Bolin, a supporter of extending civil rights to same-sex people who marry, also criticized the Iowa Republican Party chairman’s reaction to the Varnum decision:
“The Republican chairman called the Supreme Court justices ‘political bureaucrats’ even though they do not belong to an administrative agency or executive bureau. He said that the justices were ‘arrogantly and deceitfully instituting law’ and that they ‘disregard years of legal precedent’ and ‘re-write history.’ Yet he offered no insight, record or factual information in support of his allegations.”
Far from ”disregarding the law” and allowing ”personal views to influence their decisions,” Bolin wrote, the Iowa justices based their decision on “the force of law.”
She emphasized that the justices addressed a narrow issue, whether denying civil rights to homosexuals and not to heterosexuals violates the Iowa Constitution. The justices determined “‘yes,’” which was a unanimous decision and in Bolin’s view, a “humbl[e] and honest review [of] the Iowa Constitution.” To learn more about the latest ouster drive, see Gavel Grab.
Jared Loughner, accused in an Arizona shooting spree that killed a federal judge and wounded a congresswoman, was found competent to stand trial on Tuesday and pleaded guilty to 19 charges.
In exchange, prosecutors will not seek the death penalty, according to an Associated Press article. Loughner will be imprisoned for life.
The defendant pleaded guilty in the murders of U.S. District John Roll and others including Gabe Zimmerman, an aide to former Rep. Gabrielle Giffords. He pleaded guilty to attempting to assassinate Giffords.
Six people were killed in the January 2011 shooting rampage and 13 were injured.
The public outcry against a Pennsylvania judge’s ruling should be a lesson in teaching tolerance, according to a Patriot-News editorial. Judges should not have to flee their chambers seeking safety, but this is what happens when the “rule of law is subverted by the whim of politics and the jackboot of bigotry,” the editorial said.
In February, Judge Mark Martin presided over a case concerning a physical altercation between two men at a Halloween parade. One man, a self-described atheist, was dressed as Zombie Muhammad, and reported to police that he was attacked by a “Muslim bystander.” The man was charged with harassment, and the case went on to the District Court. Martin dismissed the harassment charge, commenting that there should be tolerance and “respect for the religious beliefs of others.”
Later on for reasons unclear, the editorial says, a rumor spread that the judge had “declared himself a Muslim in the courtroom and betrayed a bias in favor of the Muslim defendant.” The allegation went viral, and Martin’s office received a flood of angry phone calls, some of which threatened “physical harm.” Due to the gravity of the threats, the judge’s office was temporarily relocated to the Carlisle courthouse, which, the editorial said, “inconvenienced the public and damaged the dignity of the judicial process.”
According to the editorial, Judge Martin considers himself a Lutheran, and denies making any statement that he is a Muslim.

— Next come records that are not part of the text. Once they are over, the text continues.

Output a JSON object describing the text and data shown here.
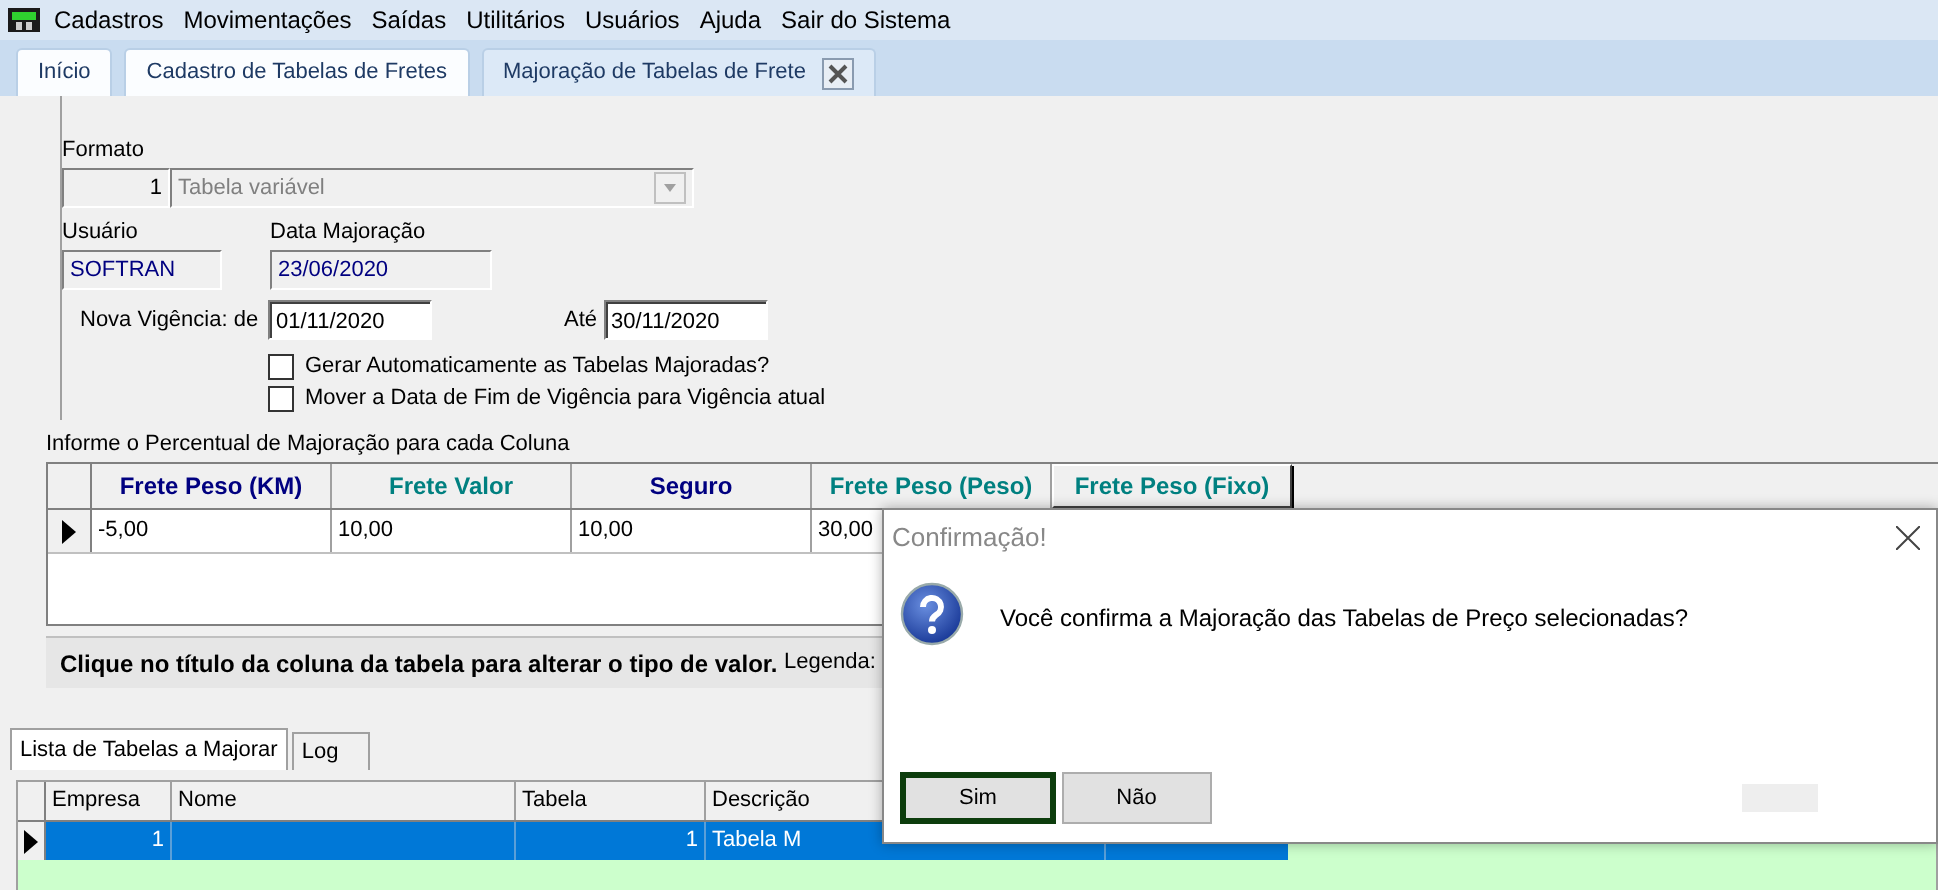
{
  "menu": [
    {
      "label": "Cadastros"
    },
    {
      "label": "Movimentações"
    },
    {
      "label": "Saídas"
    },
    {
      "label": "Utilitários"
    },
    {
      "label": "Usuários"
    },
    {
      "label": "Ajuda"
    },
    {
      "label": "Sair do Sistema"
    }
  ],
  "tabs": [
    {
      "label": "Início",
      "selected": false,
      "closable": false
    },
    {
      "label": "Cadastro de Tabelas de Fretes",
      "selected": false,
      "closable": false
    },
    {
      "label": "Majoração de Tabelas de Frete",
      "selected": true,
      "closable": true
    }
  ],
  "form": {
    "formato_label": "Formato",
    "formato_code": "1",
    "formato_value": "Tabela variável",
    "usuario_label": "Usuário",
    "usuario_value": "SOFTRAN",
    "data_label": "Data Majoração",
    "data_value": "23/06/2020",
    "vigencia_label": "Nova Vigência: de",
    "vigencia_de": "01/11/2020",
    "ate_label": "Até",
    "vigencia_ate": "30/11/2020",
    "checkboxes": [
      {
        "label": "Gerar Automaticamente as Tabelas Majoradas?",
        "checked": false
      },
      {
        "label": "Mover a Data de Fim de Vigência para Vigência atual",
        "checked": false
      }
    ]
  },
  "percent_grid": {
    "caption": "Informe o Percentual de Majoração para cada Coluna",
    "columns": [
      {
        "label": "Frete Peso (KM)",
        "color": "#000080",
        "selected": false
      },
      {
        "label": "Frete Valor",
        "color": "#008080",
        "selected": false
      },
      {
        "label": "Seguro",
        "color": "#000080",
        "selected": false
      },
      {
        "label": "Frete Peso (Peso)",
        "color": "#008080",
        "selected": false
      },
      {
        "label": "Frete Peso (Fixo)",
        "color": "#008080",
        "selected": true
      }
    ],
    "rows": [
      {
        "current": true,
        "cells": [
          "-5,00",
          "10,00",
          "10,00",
          "30,00"
        ]
      }
    ]
  },
  "hint": "Clique no título da coluna da tabela para alterar o tipo de valor.",
  "legend_label": "Legenda:",
  "bottom_tabs": [
    {
      "label": "Lista de Tabelas a Majorar",
      "selected": true
    },
    {
      "label": "Log",
      "selected": false
    }
  ],
  "list_grid": {
    "columns": [
      "Empresa",
      "Nome",
      "Tabela",
      "Descrição"
    ],
    "rows": [
      {
        "selected": true,
        "empresa": "1",
        "tabela": "1",
        "descricao": "Tabela M"
      }
    ]
  },
  "dialog": {
    "title": "Confirmação!",
    "message": "Você confirma a Majoração das Tabelas de Preço selecionadas?",
    "buttons": [
      {
        "label": "Sim",
        "default": true
      },
      {
        "label": "Não",
        "default": false
      }
    ]
  }
}
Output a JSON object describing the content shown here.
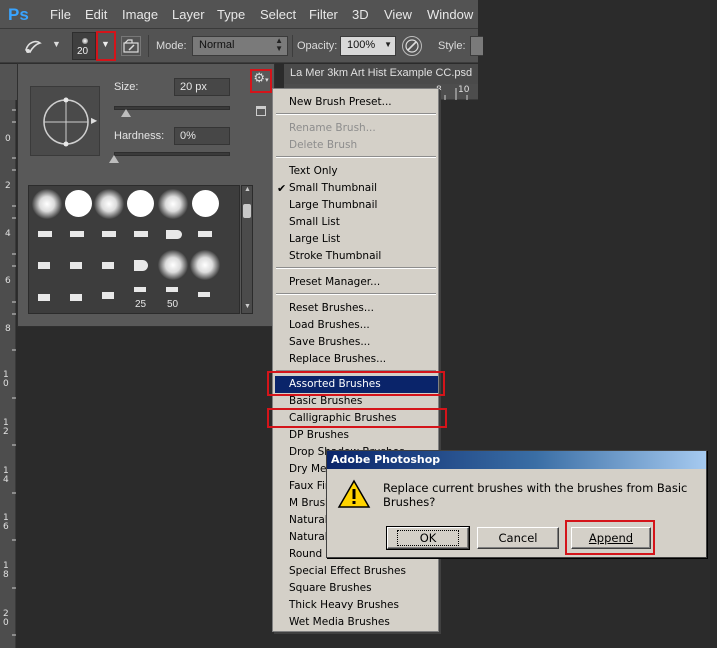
{
  "app": {
    "logo": "Ps"
  },
  "menubar": {
    "items": [
      "File",
      "Edit",
      "Image",
      "Layer",
      "Type",
      "Select",
      "Filter",
      "3D",
      "View",
      "Window"
    ]
  },
  "options_bar": {
    "brush_size": "20",
    "mode_label": "Mode:",
    "mode_value": "Normal",
    "opacity_label": "Opacity:",
    "opacity_value": "100%",
    "style_label": "Style:"
  },
  "document": {
    "tab_title": "La Mer 3km Art Hist Example CC.psd",
    "ruler_top_numbers": [
      "8",
      "10"
    ],
    "ruler_left_numbers": [
      "0",
      "2",
      "4",
      "6",
      "8",
      "10",
      "12",
      "14",
      "16",
      "18",
      "20"
    ]
  },
  "brush_panel": {
    "size_label": "Size:",
    "size_value": "20 px",
    "size_slider": 0.1,
    "hardness_label": "Hardness:",
    "hardness_value": "0%",
    "hardness_slider": 0.0,
    "brush_numbers": [
      "25",
      "50"
    ]
  },
  "context_menu": {
    "new_preset": "New Brush Preset...",
    "rename": "Rename Brush...",
    "delete": "Delete Brush",
    "text_only": "Text Only",
    "small_thumb": "Small Thumbnail",
    "large_thumb": "Large Thumbnail",
    "small_list": "Small List",
    "large_list": "Large List",
    "stroke_thumb": "Stroke Thumbnail",
    "preset_manager": "Preset Manager...",
    "reset": "Reset Brushes...",
    "load": "Load Brushes...",
    "save": "Save Brushes...",
    "replace": "Replace Brushes...",
    "library_items": [
      "Assorted Brushes",
      "Basic Brushes",
      "Calligraphic Brushes",
      "DP Brushes",
      "Drop Shadow Brushes",
      "Dry Media Brushes",
      "Faux Finish Brushes",
      "M Brushes",
      "Natural Brushes 2",
      "Natural Brushes",
      "Round Brushes with Size",
      "Special Effect Brushes",
      "Square Brushes",
      "Thick Heavy Brushes",
      "Wet Media Brushes"
    ],
    "checked_item": "Small Thumbnail",
    "highlighted_item": "Assorted Brushes"
  },
  "dialog": {
    "title": "Adobe Photoshop",
    "message": "Replace current brushes with the brushes from Basic Brushes?",
    "ok_label": "OK",
    "cancel_label": "Cancel",
    "append_label": "Append"
  },
  "colors": {
    "highlight_red": "#d4141a",
    "menu_highlight": "#0a246a",
    "ps_blue": "#39a4ff"
  }
}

While urging more civil discourse, the editorial added that it is all too easy to spread “exaggeration and blatant untruth” in our fast-paced society.
The editorial states that Martin was attempting to make peace between “the nonbeliever and the Muslim,” yet was undermined by those acting in haste and thinking the worst of a judicial figure. Those with the loudest opinions should not rule over all, the editorial wrote, and the country should be a “sanctuary where respect and responsibility prevail,” instead of intolerance.